Material provided ▸
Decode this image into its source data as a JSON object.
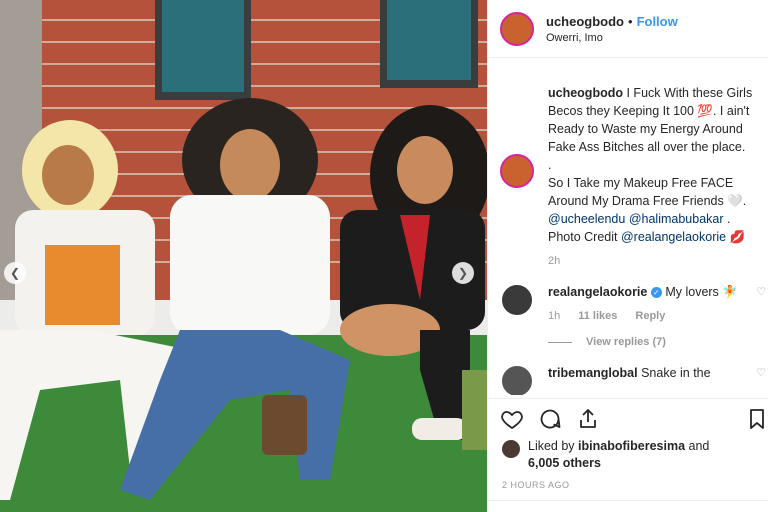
{
  "header": {
    "username": "ucheogbodo",
    "dot": "•",
    "follow_label": "Follow",
    "location": "Owerri, Imo"
  },
  "caption": {
    "username": "ucheogbodo",
    "text_1": "I Fuck With these Girls Becos they Keeping It 100 💯. I ain't Ready to Waste my Energy Around Fake Ass Bitches all over the place.",
    "text_2": ".",
    "text_3": "So I Take my Makeup Free FACE Around My Drama Free Friends 🤍.",
    "mention_1": "@ucheelendu",
    "mention_2": "@halimabubakar",
    "text_4": ".",
    "credit_prefix": "Photo Credit",
    "mention_3": "@realangelaokorie",
    "credit_suffix": "💋",
    "time": "2h"
  },
  "comments": [
    {
      "username": "realangelaokorie",
      "verified_icon": "verified-badge-icon",
      "text": "My lovers 🧚",
      "time": "1h",
      "likes": "11 likes",
      "reply_label": "Reply",
      "view_replies": "View replies (7)"
    },
    {
      "username": "tribemanglobal",
      "text": "Snake in the"
    }
  ],
  "actions": {
    "like_icon": "heart-icon",
    "comment_icon": "comment-icon",
    "share_icon": "share-icon",
    "save_icon": "bookmark-icon"
  },
  "likes": {
    "prefix": "Liked by",
    "user": "ibinabofiberesima",
    "and": "and",
    "count": "6,005 others"
  },
  "timestamp": "2 HOURS AGO",
  "colors": {
    "accent": "#3897f0",
    "ring": "#d6249f",
    "brick": "#b5523b",
    "grass": "#3d8a3a"
  }
}
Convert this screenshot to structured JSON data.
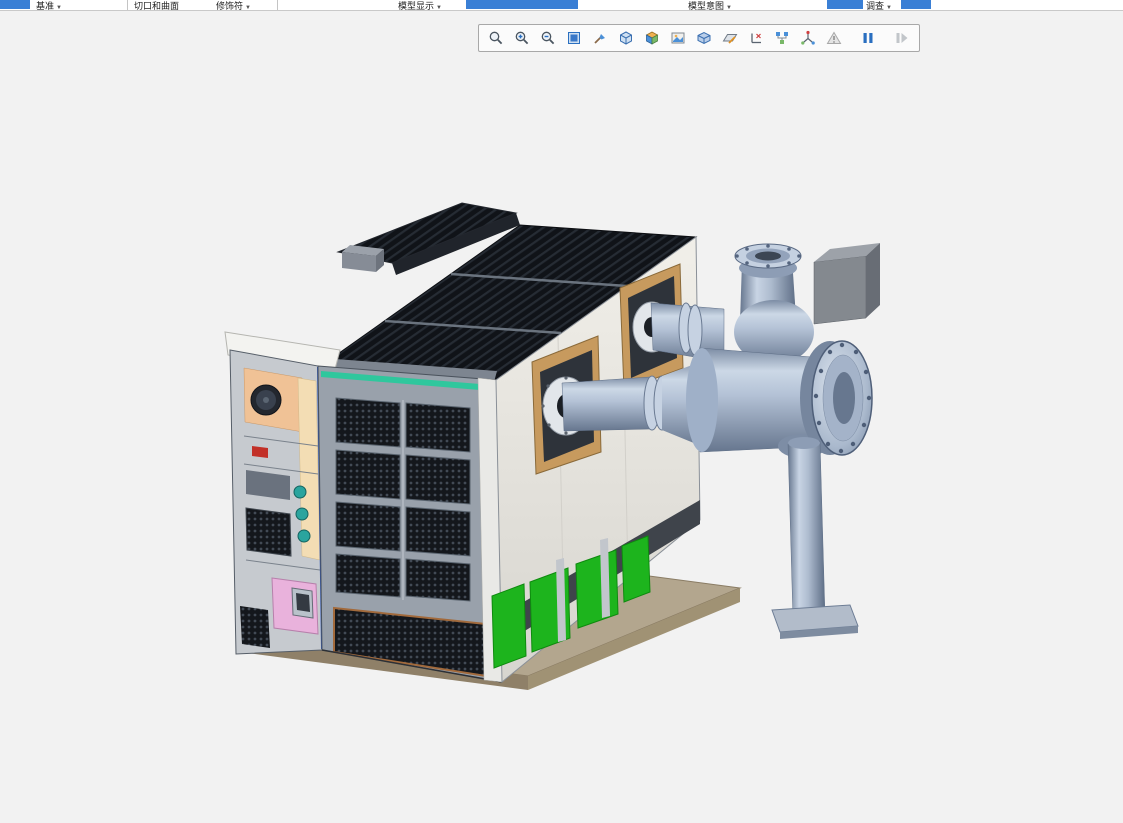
{
  "ribbon": {
    "dropdown_arrow": "▼",
    "groups": [
      {
        "label": "基准"
      },
      {
        "label": "切口和曲面"
      },
      {
        "label": "修饰符"
      },
      {
        "label": "模型显示"
      },
      {
        "label": "模型意图"
      },
      {
        "label": "调查"
      }
    ]
  },
  "toolbar": {
    "tools": [
      {
        "name": "zoom-region"
      },
      {
        "name": "zoom-in"
      },
      {
        "name": "zoom-out"
      },
      {
        "name": "refit"
      },
      {
        "name": "repaint"
      },
      {
        "name": "display-style"
      },
      {
        "name": "saved-orientations"
      },
      {
        "name": "view-images"
      },
      {
        "name": "perspective-view"
      },
      {
        "name": "plane-display"
      },
      {
        "name": "annotation-display"
      },
      {
        "name": "model-tree-filter"
      },
      {
        "name": "spin-center"
      },
      {
        "name": "simulation-warning"
      },
      {
        "name": "pause"
      },
      {
        "name": "resume"
      }
    ]
  },
  "colors": {
    "ribbon_accent_blue": "#3a7fd5",
    "canvas_bg": "#f2f2f2",
    "skid_tan": "#b3a68e",
    "skid_edge": "#8f8068",
    "floor_green": "#1db41d",
    "mesh_dark": "#14171c",
    "frame_gray": "#99a1ab",
    "panel_white": "#edeae4",
    "cabinet_gray": "#c6cacf",
    "window_bronze": "#c79a5e",
    "teal_rail": "#2fc79d",
    "peach_panel": "#f0c296",
    "pink_panel": "#e9b2dc",
    "pipe_steel": "#aebccf"
  }
}
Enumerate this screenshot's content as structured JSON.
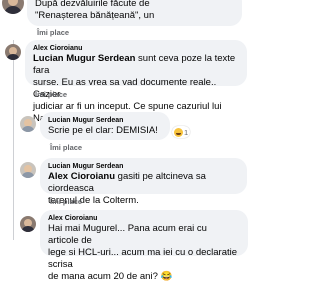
{
  "colors": {
    "bubble_bg": "#f0f2f5",
    "action_text": "#65676b",
    "text": "#050505"
  },
  "top_comment": {
    "text_line1": "După dezvăluirile făcute de",
    "text_line2": "\"Renașterea bănățeană\", un",
    "action": "Îmi place",
    "reply": "Răspunde"
  },
  "comments": [
    {
      "author": "Alex Cioroianu",
      "mention": "Lucian Mugur Serdean",
      "text_line1_rest": " sunt ceva poze la texte fara",
      "text_line2": "surse. Eu as vrea sa vad documente reale.. Cazier",
      "text_line3": "judiciar ar fi un inceput. Ce spune cazuriul lui Nanu?",
      "action": "Îmi place",
      "reply": "Răspunde"
    },
    {
      "author": "Lucian Mugur Serdean",
      "text_line1": "Scrie pe el clar: DEMISIA!",
      "reaction_count": "1",
      "action": "Îmi place",
      "reply": "Răspunde"
    },
    {
      "author": "Lucian Mugur Serdean",
      "mention": "Alex Cioroianu",
      "text_line1_rest": " gasiti pe altcineva sa ciordeasca",
      "text_line2": "terenul de la Colterm.",
      "action": "Îmi place",
      "reply": "Răspunde"
    },
    {
      "author": "Alex Cioroianu",
      "text_line1": "Hai mai Mugurel... Pana acum erai cu articole de",
      "text_line2": "lege si HCL-uri... acum ma iei cu o declaratie scrisa",
      "text_line3": "de mana acum 20 de ani? 😂"
    }
  ]
}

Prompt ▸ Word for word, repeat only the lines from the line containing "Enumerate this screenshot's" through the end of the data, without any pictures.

Response to the task ▸
Enumerate this screenshot's content as structured JSON.
{
  "colors": {
    "bubble_bg": "#f0f2f5",
    "action_text": "#65676b",
    "text": "#050505"
  },
  "top_comment": {
    "text_line1": "După dezvăluirile făcute de",
    "text_line2": "\"Renașterea bănățeană\", un",
    "action": "Îmi place",
    "reply": "Răspunde"
  },
  "comments": [
    {
      "author": "Alex Cioroianu",
      "mention": "Lucian Mugur Serdean",
      "text_line1_rest": " sunt ceva poze la texte fara",
      "text_line2": "surse. Eu as vrea sa vad documente reale.. Cazier",
      "text_line3": "judiciar ar fi un inceput. Ce spune cazuriul lui Nanu?",
      "action": "Îmi place",
      "reply": "Răspunde"
    },
    {
      "author": "Lucian Mugur Serdean",
      "text_line1": "Scrie pe el clar: DEMISIA!",
      "reaction_count": "1",
      "action": "Îmi place",
      "reply": "Răspunde"
    },
    {
      "author": "Lucian Mugur Serdean",
      "mention": "Alex Cioroianu",
      "text_line1_rest": " gasiti pe altcineva sa ciordeasca",
      "text_line2": "terenul de la Colterm.",
      "action": "Îmi place",
      "reply": "Răspunde"
    },
    {
      "author": "Alex Cioroianu",
      "text_line1": "Hai mai Mugurel... Pana acum erai cu articole de",
      "text_line2": "lege si HCL-uri... acum ma iei cu o declaratie scrisa",
      "text_line3": "de mana acum 20 de ani? 😂"
    }
  ]
}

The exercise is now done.